One of the most highly anticipated events of the New York cultural season—The Tempest by British composer Thomas Adès—blows onto the stage of the Metropolitan Opera this week. The work, based on the Shakespeare play about betrayal, retribution, and the redeeming power of love, had its premiere in 2004 at London’s Royal Opera House and garnered for the 32-year-old Adès critical acclaim and popular success. Since then, the contemporary work has made a strong bid for a place in the operatic repertoire, and after productions in Germany and the American premiere by the Santa Fe Opera, The Tempest arrives in New York, in a staging by Robert Lepage.
When American Ballet Theatre revives this week at New York City Center its production of Rodeo, it celebrates the 70th anniversary of a milestone: the first truly American ballet, with an evocative score by Aaron Copland, painterly sets by Oliver Smith, and the groundbreaking choreography of Agnes de Mille. De Mille’s dance combined classical ballet with Broadway and popular styles, including square dance, pantomime (cowboys ride imaginary horses and rope cattle), and an exuberant tap dance solo.
Tap dance in ballet? In this Western love story, where a cowgirl falls in love with a champion roper who dazzles with a tap tour de force—de Mille’s novel use of tap dance was and remains a showstopper. And in a lead up to the ABT’s performances of the landmark Rodeo, ABT dancers, including Craig Salstein, who performs the role of the champion roper, gave tap dance lessons to 100 New York City public school children at South Street Seaport.
One of the cultural highlights in London this spring was the exhibition Lucien Freud: Portraits, which encompassed seven decades of the work of one of the most important artists of the twentieth century, and arguably the greatest postwar portraitist. Happily for American travelers, the show, organized by the National Portrait Gallery, London, and the Modern Art Museum Fort Worth, opened last month in Texas—its only other venue—and is on view through late October.
Just as most summer music festivals are winding down in the United States and abroad, the Stresa Festival at Lake Maggiore, set on the southern banks of the Italian Alps kicks into high gear. The festival runs a fortnight, August 24-September 8, and although this year marks its 51st season, the Settimane Musicali di Stresa may still be one of the best-kept secrets in the music world. But not for long.

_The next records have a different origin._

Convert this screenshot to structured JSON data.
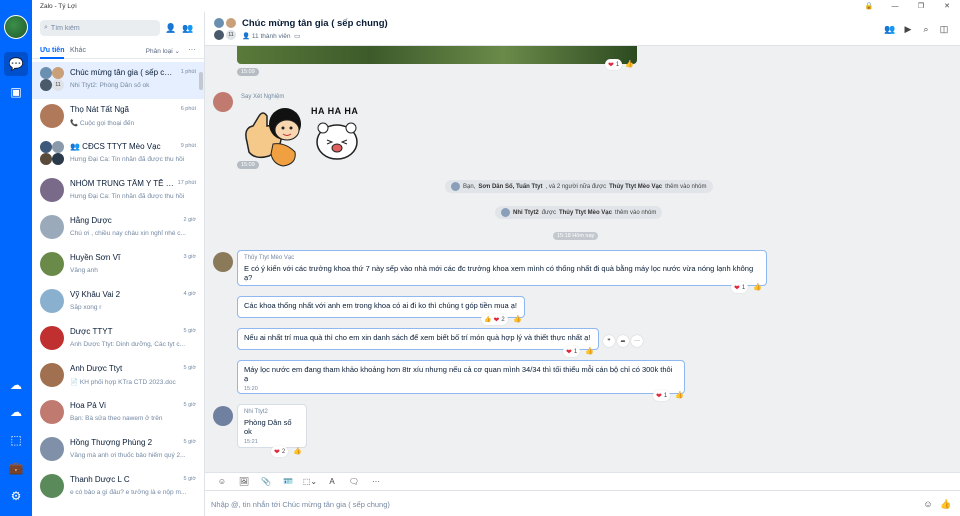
{
  "window": {
    "title": "Zalo - Tý Lợi"
  },
  "search": {
    "placeholder": "Tìm kiếm"
  },
  "tabs": {
    "priority": "Ưu tiên",
    "other": "Khác",
    "classify": "Phân loại",
    "more": "···"
  },
  "conversations": [
    {
      "name": "Chúc mừng tân gia ( sếp chung)",
      "time": "1 phút",
      "preview": "Nhi Ttyt2: Phòng Dân số ok",
      "badge": "11",
      "selected": true
    },
    {
      "name": "Thọ Nát Tất Ngã",
      "time": "6 phút",
      "preview": "📞 Cuộc gọi thoại đến"
    },
    {
      "name": "👥 CĐCS TTYT Mèo Vạc",
      "time": "9 phút",
      "preview": "Hưng Đại Ca: Tin nhắn đã được thu hồi"
    },
    {
      "name": "NHÓM TRUNG TÂM Y TẾ H...",
      "time": "17 phút",
      "preview": "Hưng Đại Ca: Tin nhắn đã được thu hồi"
    },
    {
      "name": "Hằng Dược",
      "time": "2 giờ",
      "preview": "Chú ơi , chiều nay cháu xin nghỉ nhé c..."
    },
    {
      "name": "Huyền Sơn Vĩ",
      "time": "3 giờ",
      "preview": "Vâng anh"
    },
    {
      "name": "Vỹ Khâu Vai 2",
      "time": "4 giờ",
      "preview": "Sắp xong r"
    },
    {
      "name": "Dược TTYT",
      "time": "5 giờ",
      "preview": "Anh Dược Ttyt: Dinh dưỡng, Các tyt c..."
    },
    {
      "name": "Anh Dược Ttyt",
      "time": "5 giờ",
      "preview": "📄 KH phối hợp KTra CTD 2023.doc"
    },
    {
      "name": "Hoa Pả Vi",
      "time": "5 giờ",
      "preview": "Bạn: Bà sửa theo nawem ở trên"
    },
    {
      "name": "Hồng Thượng Phùng 2",
      "time": "5 giờ",
      "preview": "Vâng mà anh ơi thuốc bảo hiểm quý 2..."
    },
    {
      "name": "Thanh Dược L C",
      "time": "5 giờ",
      "preview": "e có bảo a gì đâu? e tưởng là e nộp m..."
    }
  ],
  "chat": {
    "title": "Chúc mừng tân gia ( sếp chung)",
    "members": "11 thành viên",
    "composer_placeholder": "Nhập @, tin nhắn tới Chúc mừng tân gia ( sếp chung)",
    "msgs": {
      "img_time": "15:09",
      "img_react": "1",
      "sticker_sender": "Say Xét Nghiệm",
      "sticker_text": "HA HA HA",
      "sticker_time": "15:09",
      "sys1_pre": "Bạn, ",
      "sys1_names": "Sơn Dân Số, Tuấn Ttyt",
      "sys1_mid": ", và 2 người nữa được ",
      "sys1_by": "Thủy Ttyt Mèo Vạc",
      "sys1_post": " thêm vào nhóm",
      "sys2_name": "Nhi Ttyt2",
      "sys2_mid": " được ",
      "sys2_by": "Thủy Ttyt Mèo Vạc",
      "sys2_post": " thêm vào nhóm",
      "divider": "15:18 Hôm nay",
      "thuy_name": "Thủy Ttyt Mèo Vạc",
      "m1": "E có ý kiến với các trưởng khoa thứ 7 này sếp vào nhà mới các đc trưởng khoa xem mình có thống nhất đi quà bằng máy lọc nước vừa nóng lạnh không ạ?",
      "m1_react": "1",
      "m2": "Các khoa thống nhất với anh em trong khoa có ai đi ko thì chúng t góp tiền mua ạ!",
      "m2_react": "2",
      "m3": "Nếu ai nhất trí mua quà thì cho em xin danh sách để xem biết bố trí món quà hợp lý và thiết thực nhất ạ!",
      "m3_react": "1",
      "m4": "Máy lọc nước em đang tham khảo khoảng hơn 8tr xíu nhưng nếu cả cơ quan mình 34/34 thì tối thiểu mỗi cán bộ chỉ có 300k thôi ạ",
      "m4_time": "15:20",
      "m4_react": "1",
      "nhi_name": "Nhi Ttyt2",
      "m5": "Phòng Dân số ok",
      "m5_time": "15:21",
      "m5_react": "2"
    }
  }
}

Mostly Mozart, the 46-year-old summer festival at New York City’s Lincoln Center for the Performing Arts, is in full swing and more vibrant than ever. Significantly, this year’s edition marks the tenth anniversary season of French conductor Louis Langrée as music director who, along with Jane Moss, artistic director, has been responsible for revitalizing Mostly Mozart, in particular, its heartbeat, the festival orchestra. He's credited with raising its playing standards and adding inventive programming that features soloists, both established and debut artists, period instrument bands, and contemporary music ensembles.
Year to year, the mix may include dance, sound installations, film, video. This year, Mostly Mozart takes up the theme of birds, “the originators of song and an inspiration for countless composers,” according to Moss, as a point of departure for a range of programming. Indeed, in the age of twitter, birdsong may never sound as pure. T+L spoke with Louis Langrée earlier in the season during a stopover in New York en route to Paris about Mostly Mozart, a conductor’s role, American audiences, and why the festival remains popular with travelers and New Yorkers alike.
Q: What are your thoughts on your 10th anniversary?